Additional Economic Injury Disaster Loan (EIDL) Resources

Our Thoughts About Some of the Open Questions

Must the EIDL grant be repaid if the recipient decides not to pursue an EIDL, or a PPP loan?

The thinking here is that it may make sense to take the grant of $10,000, but not spend it all until this is clarified. Some have said this $10,000 may have to be rolled into the PPP, or deducted from the amount that is forgiven under the PPP.

Do home office expenses qualify under the EIDL grant or the PPP?

It is hoped that guidance will clarify this.

Under the PPP, exactly what period should be used to measure average monthly payroll & what are the exact 8 weeks during which employees must be paid?

We’ve heard that banks are providing different answers.

EIDLs over $200,000 will likely require a personal guaranty. Will there be an exception for nonprofits, since nonprofits don’t have owners willing to take this financial risk?

Some organizations are already getting larger loans without the guaranty. We cannot explain this yet.

An unrelated open question is whether unemployment claims, including the additional $600/week that laid-off employees can collect, will impact an employer’s future rating. FAQ’s on the Connecticut Department of Labor’s website state: “You will be liable in the same way you would be for a layoff or a shut down If the President declares a disaster that includes Connecticut and your company, it is possible you may not be liable.” ‘

This is about as vague as it gets.

We hope that these programs and the many questions the programs generate will become clearer, if not crystal clear, as the program progress. In the meantime, contact us if you need assistance from a business lawyer; we are here for you.

Valuable Resource For Updates On These Programs

The resource we’ve found most useful is a daily webinar briefing for which you can register:

We listen daily because new information, as well as changes from the day before, come out every day about the details of these programs, and the questions and answers change daily too.

However, this excellent source does not agree with others we’ve been following on every issue and repeatedly says this is our understanding at the moment or something to that affect.

Many industry associations are disseminating information unique to that industry, so connect with your industry association if you can.

NOTE: *The Treasury and the SBA issued additional guidance and a revised application overnight between Thursday night and Friday morning. This communication may not include some of that guidance. As of Friday morning, the PPP Application Form linked here is titled “Final Borrower Application Form.”

Disclaimer: Neither this email nor communication with our firm or any individual attorney establishes an attorney-client relationship. This message is for informational purposes only and is not intended to be, and should not be construed as legal advice. You should not rely on anything contained in this post in acting or refraining from acting and should consult your professional advisors who can relate the law and the facts in your particular situation. We have not read the entire CARE Act legislation and are relying on summaries issued by the regulatory authorities linked here. Furthermore, this post was written before the issuance of regulations and rules by the relevant government authorities.

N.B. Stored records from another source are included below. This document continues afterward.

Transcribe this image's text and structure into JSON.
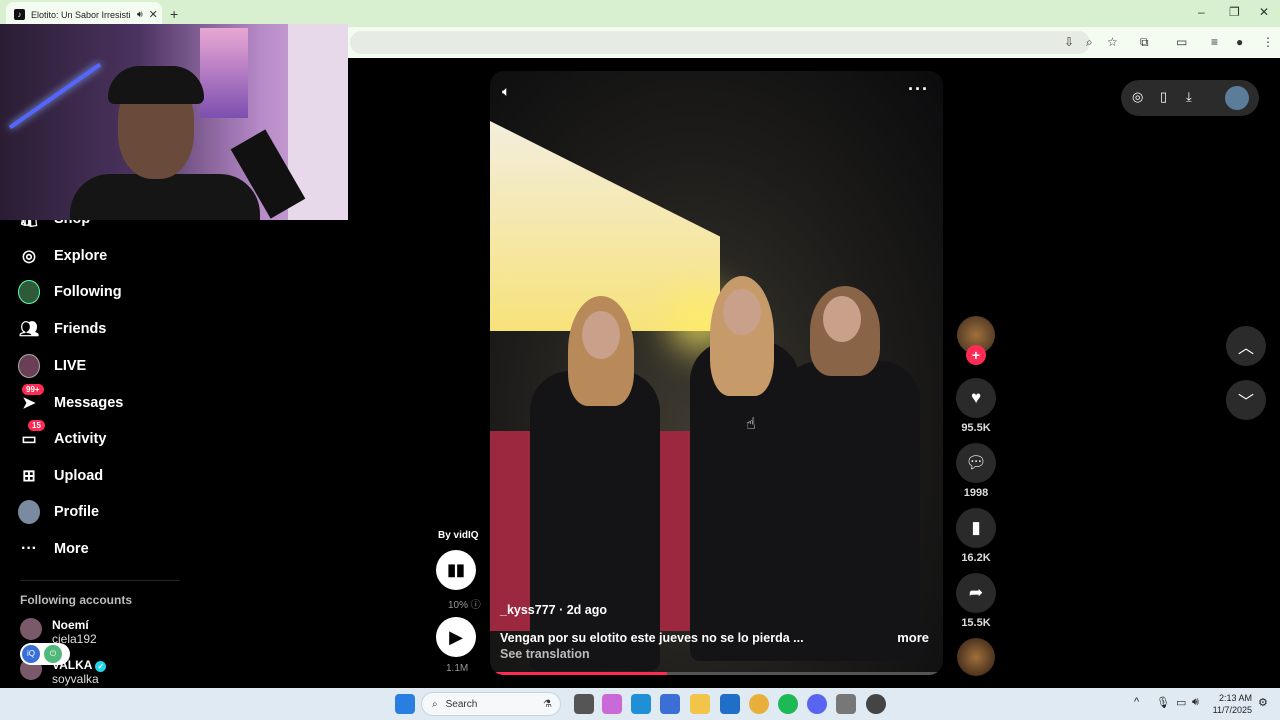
{
  "browser": {
    "tab_title": "Elotito: Un Sabor Irresistible",
    "tab_favicon": "tiktok-icon",
    "new_tab": "+",
    "close": "✕"
  },
  "sidebar": {
    "items": [
      {
        "label": "Shop",
        "icon": "shop-icon"
      },
      {
        "label": "Explore",
        "icon": "compass-icon"
      },
      {
        "label": "Following",
        "icon": "following-avatar-icon"
      },
      {
        "label": "Friends",
        "icon": "friends-icon"
      },
      {
        "label": "LIVE",
        "icon": "live-icon"
      },
      {
        "label": "Messages",
        "icon": "messages-icon",
        "badge": "99+"
      },
      {
        "label": "Activity",
        "icon": "activity-icon",
        "badge": "15"
      },
      {
        "label": "Upload",
        "icon": "upload-icon"
      },
      {
        "label": "Profile",
        "icon": "profile-avatar-icon"
      },
      {
        "label": "More",
        "icon": "more-icon"
      }
    ],
    "following_title": "Following accounts",
    "accounts": [
      {
        "name": "Noemí",
        "handle": "ciela192"
      },
      {
        "name": "VALKA",
        "handle": "soyvalka"
      }
    ]
  },
  "video": {
    "author": "_kyss777 · 2d ago",
    "description": "Vengan por su elotito este jueves no se lo pierda ...",
    "see_translation": "See translation",
    "more": "more",
    "progress": 0.39
  },
  "vidiq": {
    "by_label": "By vidIQ",
    "percent": "10%",
    "views": "1.1M"
  },
  "actions": {
    "likes": "95.5K",
    "comments": "1998",
    "saves": "16.2K",
    "shares": "15.5K"
  },
  "taskbar": {
    "search_label": "Search",
    "time": "2:13 AM",
    "date": "11/7/2025"
  },
  "colors": {
    "accent": "#fe2c55",
    "background": "#000000"
  }
}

We hope that this summary has been helpful and wish you the best,

Bruce Stanger from StangerLaw LLC in Connecticut.